Can you tell us about your favourite Kosmetika show you’ve played?

VN: My favourite Kosmetika show was probably when we played in Rebecca Allan’s kitchen at her house party. It was extremely loud and super hot but, I loved how packed the kitchen was and people going crazy trying to dance [laughs] great party!

How is not being able to play live because of the pandemic affecting both the band and yourself personally?

VN: Pandemic is very strange times for everyone for sure… At first I felt very productive and was coming up with many ideas almost every day and now since it has been dragging for so long, I have been feeling very jaded and quite frankly depressed. Every day is a challenge, trying to keep sane and at the same time trying to stay creative. It is very hard, but a lot of people are going through the same thing, so I know I’m not alone. It has definitely been super difficult to get together with the band. We had a few practices but unfortunately had to stop due to stage 4 restrictions. On the good side, Mikey and I live together and have a little studio set up in our room which is great for recording, so we are currently trying to finish off some ideas while we are in isolation.

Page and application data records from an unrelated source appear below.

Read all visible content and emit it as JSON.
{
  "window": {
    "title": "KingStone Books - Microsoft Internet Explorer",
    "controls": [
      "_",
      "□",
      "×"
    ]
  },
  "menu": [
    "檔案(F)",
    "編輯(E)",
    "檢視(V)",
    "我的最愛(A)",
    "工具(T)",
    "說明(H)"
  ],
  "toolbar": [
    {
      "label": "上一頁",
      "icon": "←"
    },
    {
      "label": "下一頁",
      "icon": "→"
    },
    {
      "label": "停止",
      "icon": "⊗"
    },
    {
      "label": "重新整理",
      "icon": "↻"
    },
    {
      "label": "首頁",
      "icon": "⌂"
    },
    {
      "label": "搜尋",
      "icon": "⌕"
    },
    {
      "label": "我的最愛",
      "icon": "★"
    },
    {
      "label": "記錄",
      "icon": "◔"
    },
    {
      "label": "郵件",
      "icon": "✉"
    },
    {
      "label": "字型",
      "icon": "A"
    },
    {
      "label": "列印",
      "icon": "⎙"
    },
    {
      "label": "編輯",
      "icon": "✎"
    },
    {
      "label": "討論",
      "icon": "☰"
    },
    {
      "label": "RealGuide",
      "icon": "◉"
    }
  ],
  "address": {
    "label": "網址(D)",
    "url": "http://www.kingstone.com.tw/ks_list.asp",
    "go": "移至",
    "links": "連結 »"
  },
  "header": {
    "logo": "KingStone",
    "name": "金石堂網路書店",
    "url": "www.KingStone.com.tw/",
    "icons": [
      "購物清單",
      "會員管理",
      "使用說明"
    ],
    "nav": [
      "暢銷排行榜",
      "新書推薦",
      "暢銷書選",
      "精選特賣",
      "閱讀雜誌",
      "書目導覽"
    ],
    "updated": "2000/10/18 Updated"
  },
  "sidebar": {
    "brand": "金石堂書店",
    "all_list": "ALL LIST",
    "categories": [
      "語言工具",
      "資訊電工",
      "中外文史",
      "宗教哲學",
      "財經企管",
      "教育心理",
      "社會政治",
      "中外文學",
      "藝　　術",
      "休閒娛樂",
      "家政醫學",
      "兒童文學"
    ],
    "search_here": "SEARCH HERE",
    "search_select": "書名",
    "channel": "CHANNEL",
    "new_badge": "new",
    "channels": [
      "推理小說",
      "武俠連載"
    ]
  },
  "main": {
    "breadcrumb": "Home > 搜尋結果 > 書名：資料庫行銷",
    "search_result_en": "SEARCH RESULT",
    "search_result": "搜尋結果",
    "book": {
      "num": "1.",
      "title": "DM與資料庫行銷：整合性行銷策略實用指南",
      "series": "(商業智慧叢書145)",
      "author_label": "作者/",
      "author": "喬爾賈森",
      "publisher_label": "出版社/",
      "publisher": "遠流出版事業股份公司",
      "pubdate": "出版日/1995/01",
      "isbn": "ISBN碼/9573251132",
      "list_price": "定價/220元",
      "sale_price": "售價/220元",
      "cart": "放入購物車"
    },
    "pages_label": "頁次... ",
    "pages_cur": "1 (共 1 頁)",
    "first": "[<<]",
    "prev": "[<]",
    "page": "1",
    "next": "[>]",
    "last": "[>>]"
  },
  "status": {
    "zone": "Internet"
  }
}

Have you been working on anything new? Has anything been inspiring your creativity of late?

VN: As I said previously, we have been writing a lot of new music recently. I think a lot of inspo came from our imaginary worlds that we live in at the moment [laughs]. I personally have been getting inspired by a lot of 80’s Soviet music too. Being away from the Motherland makes me re-discover more things about my culture and turn it into the source for my inspiration I guess. But this is just my inspo things.

What bands/albums/songs have you been listening to lately?

VN: I have been listening to a lot of electronic 80’s music, more weird synth-y stuff [laughs]; a lot of European and Soviet music!

Outside of music what do you do?

VN: Outside of music I love to go for nature hikes, ride my bike around the city, take photos, read some old books and paint.

Please check out KOSMETIKA; on Instagram; on Facebook.